§ **YOUR INSTRUCTIONS**:
Everything in the data below should be restated word for word.

§ **DATASET CONTENT**:

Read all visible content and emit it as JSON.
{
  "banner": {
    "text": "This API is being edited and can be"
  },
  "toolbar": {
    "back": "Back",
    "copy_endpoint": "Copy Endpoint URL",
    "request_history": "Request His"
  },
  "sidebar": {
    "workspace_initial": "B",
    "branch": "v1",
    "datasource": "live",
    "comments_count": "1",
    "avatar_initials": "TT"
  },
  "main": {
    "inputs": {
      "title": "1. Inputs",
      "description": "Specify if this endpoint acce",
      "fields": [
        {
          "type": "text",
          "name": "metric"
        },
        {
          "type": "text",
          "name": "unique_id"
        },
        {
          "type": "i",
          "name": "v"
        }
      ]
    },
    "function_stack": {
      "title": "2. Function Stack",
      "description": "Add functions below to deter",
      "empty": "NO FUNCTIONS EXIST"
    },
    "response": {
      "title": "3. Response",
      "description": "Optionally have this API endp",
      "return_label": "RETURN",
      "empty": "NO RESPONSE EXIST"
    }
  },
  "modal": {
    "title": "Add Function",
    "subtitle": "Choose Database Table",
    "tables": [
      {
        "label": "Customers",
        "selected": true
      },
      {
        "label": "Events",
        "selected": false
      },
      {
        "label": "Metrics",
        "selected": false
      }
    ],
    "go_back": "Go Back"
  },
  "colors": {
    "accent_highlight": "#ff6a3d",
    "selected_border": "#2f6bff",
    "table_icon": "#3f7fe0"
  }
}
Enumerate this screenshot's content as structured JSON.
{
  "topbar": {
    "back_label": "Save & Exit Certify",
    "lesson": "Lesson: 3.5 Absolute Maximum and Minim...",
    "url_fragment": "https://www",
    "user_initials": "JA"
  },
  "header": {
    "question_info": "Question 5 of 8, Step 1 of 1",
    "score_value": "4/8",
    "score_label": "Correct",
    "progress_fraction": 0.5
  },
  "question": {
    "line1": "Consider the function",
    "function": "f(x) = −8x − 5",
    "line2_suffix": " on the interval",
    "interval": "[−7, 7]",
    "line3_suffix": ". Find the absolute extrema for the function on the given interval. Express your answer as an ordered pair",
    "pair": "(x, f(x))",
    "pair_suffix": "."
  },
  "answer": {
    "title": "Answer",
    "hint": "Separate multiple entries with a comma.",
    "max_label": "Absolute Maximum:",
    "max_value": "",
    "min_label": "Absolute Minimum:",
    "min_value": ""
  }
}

§ **RESPONSE TO THE TASK**:
Read all visible content and emit it as JSON.
{
  "banner": {
    "text": "This API is being edited and can be"
  },
  "toolbar": {
    "back": "Back",
    "copy_endpoint": "Copy Endpoint URL",
    "request_history": "Request His"
  },
  "sidebar": {
    "workspace_initial": "B",
    "branch": "v1",
    "datasource": "live",
    "comments_count": "1",
    "avatar_initials": "TT"
  },
  "main": {
    "inputs": {
      "title": "1. Inputs",
      "description": "Specify if this endpoint acce",
      "fields": [
        {
          "type": "text",
          "name": "metric"
        },
        {
          "type": "text",
          "name": "unique_id"
        },
        {
          "type": "i",
          "name": "v"
        }
      ]
    },
    "function_stack": {
      "title": "2. Function Stack",
      "description": "Add functions below to deter",
      "empty": "NO FUNCTIONS EXIST"
    },
    "response": {
      "title": "3. Response",
      "description": "Optionally have this API endp",
      "return_label": "RETURN",
      "empty": "NO RESPONSE EXIST"
    }
  },
  "modal": {
    "title": "Add Function",
    "subtitle": "Choose Database Table",
    "tables": [
      {
        "label": "Customers",
        "selected": true
      },
      {
        "label": "Events",
        "selected": false
      },
      {
        "label": "Metrics",
        "selected": false
      }
    ],
    "go_back": "Go Back"
  },
  "colors": {
    "accent_highlight": "#ff6a3d",
    "selected_border": "#2f6bff",
    "table_icon": "#3f7fe0"
  }
}
Enumerate this screenshot's content as structured JSON.
{
  "topbar": {
    "back_label": "Save & Exit Certify",
    "lesson": "Lesson: 3.5 Absolute Maximum and Minim...",
    "url_fragment": "https://www",
    "user_initials": "JA"
  },
  "header": {
    "question_info": "Question 5 of 8, Step 1 of 1",
    "score_value": "4/8",
    "score_label": "Correct",
    "progress_fraction": 0.5
  },
  "question": {
    "line1": "Consider the function",
    "function": "f(x) = −8x − 5",
    "line2_suffix": " on the interval",
    "interval": "[−7, 7]",
    "line3_suffix": ". Find the absolute extrema for the function on the given interval. Express your answer as an ordered pair",
    "pair": "(x, f(x))",
    "pair_suffix": "."
  },
  "answer": {
    "title": "Answer",
    "hint": "Separate multiple entries with a comma.",
    "max_label": "Absolute Maximum:",
    "max_value": "",
    "min_label": "Absolute Minimum:",
    "min_value": ""
  }
}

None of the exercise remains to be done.